__Dataset content__.
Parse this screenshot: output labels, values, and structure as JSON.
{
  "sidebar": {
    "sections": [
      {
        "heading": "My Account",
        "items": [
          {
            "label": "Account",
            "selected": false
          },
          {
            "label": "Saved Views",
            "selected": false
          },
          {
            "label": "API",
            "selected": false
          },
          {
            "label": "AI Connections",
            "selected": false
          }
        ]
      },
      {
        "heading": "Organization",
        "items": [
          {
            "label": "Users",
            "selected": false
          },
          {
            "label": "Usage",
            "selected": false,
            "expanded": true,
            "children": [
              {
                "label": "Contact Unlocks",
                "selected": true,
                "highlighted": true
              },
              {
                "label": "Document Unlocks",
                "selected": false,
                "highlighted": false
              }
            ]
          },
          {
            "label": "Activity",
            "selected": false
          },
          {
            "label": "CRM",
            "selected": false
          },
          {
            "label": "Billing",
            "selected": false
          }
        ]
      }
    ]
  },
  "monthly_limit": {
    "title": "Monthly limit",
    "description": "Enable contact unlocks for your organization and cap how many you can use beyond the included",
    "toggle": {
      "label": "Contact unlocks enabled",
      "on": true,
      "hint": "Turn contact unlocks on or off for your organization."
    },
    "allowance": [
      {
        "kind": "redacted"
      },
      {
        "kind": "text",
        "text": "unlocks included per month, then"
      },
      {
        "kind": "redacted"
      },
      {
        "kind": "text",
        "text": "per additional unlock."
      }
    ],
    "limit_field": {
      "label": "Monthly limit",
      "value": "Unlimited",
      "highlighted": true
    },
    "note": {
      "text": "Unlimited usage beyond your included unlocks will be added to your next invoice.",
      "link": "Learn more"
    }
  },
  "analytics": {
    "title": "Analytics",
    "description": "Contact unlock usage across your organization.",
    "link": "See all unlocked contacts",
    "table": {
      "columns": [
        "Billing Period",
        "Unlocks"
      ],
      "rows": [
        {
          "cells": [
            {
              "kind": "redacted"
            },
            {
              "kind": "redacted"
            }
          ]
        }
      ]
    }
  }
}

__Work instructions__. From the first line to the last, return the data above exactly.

__Completed task__.
Parse this screenshot: output labels, values, and structure as JSON.
{
  "sidebar": {
    "sections": [
      {
        "heading": "My Account",
        "items": [
          {
            "label": "Account",
            "selected": false
          },
          {
            "label": "Saved Views",
            "selected": false
          },
          {
            "label": "API",
            "selected": false
          },
          {
            "label": "AI Connections",
            "selected": false
          }
        ]
      },
      {
        "heading": "Organization",
        "items": [
          {
            "label": "Users",
            "selected": false
          },
          {
            "label": "Usage",
            "selected": false,
            "expanded": true,
            "children": [
              {
                "label": "Contact Unlocks",
                "selected": true,
                "highlighted": true
              },
              {
                "label": "Document Unlocks",
                "selected": false,
                "highlighted": false
              }
            ]
          },
          {
            "label": "Activity",
            "selected": false
          },
          {
            "label": "CRM",
            "selected": false
          },
          {
            "label": "Billing",
            "selected": false
          }
        ]
      }
    ]
  },
  "monthly_limit": {
    "title": "Monthly limit",
    "description": "Enable contact unlocks for your organization and cap how many you can use beyond the included",
    "toggle": {
      "label": "Contact unlocks enabled",
      "on": true,
      "hint": "Turn contact unlocks on or off for your organization."
    },
    "allowance": [
      {
        "kind": "redacted"
      },
      {
        "kind": "text",
        "text": "unlocks included per month, then"
      },
      {
        "kind": "redacted"
      },
      {
        "kind": "text",
        "text": "per additional unlock."
      }
    ],
    "limit_field": {
      "label": "Monthly limit",
      "value": "Unlimited",
      "highlighted": true
    },
    "note": {
      "text": "Unlimited usage beyond your included unlocks will be added to your next invoice.",
      "link": "Learn more"
    }
  },
  "analytics": {
    "title": "Analytics",
    "description": "Contact unlock usage across your organization.",
    "link": "See all unlocked contacts",
    "table": {
      "columns": [
        "Billing Period",
        "Unlocks"
      ],
      "rows": [
        {
          "cells": [
            {
              "kind": "redacted"
            },
            {
              "kind": "redacted"
            }
          ]
        }
      ]
    }
  }
}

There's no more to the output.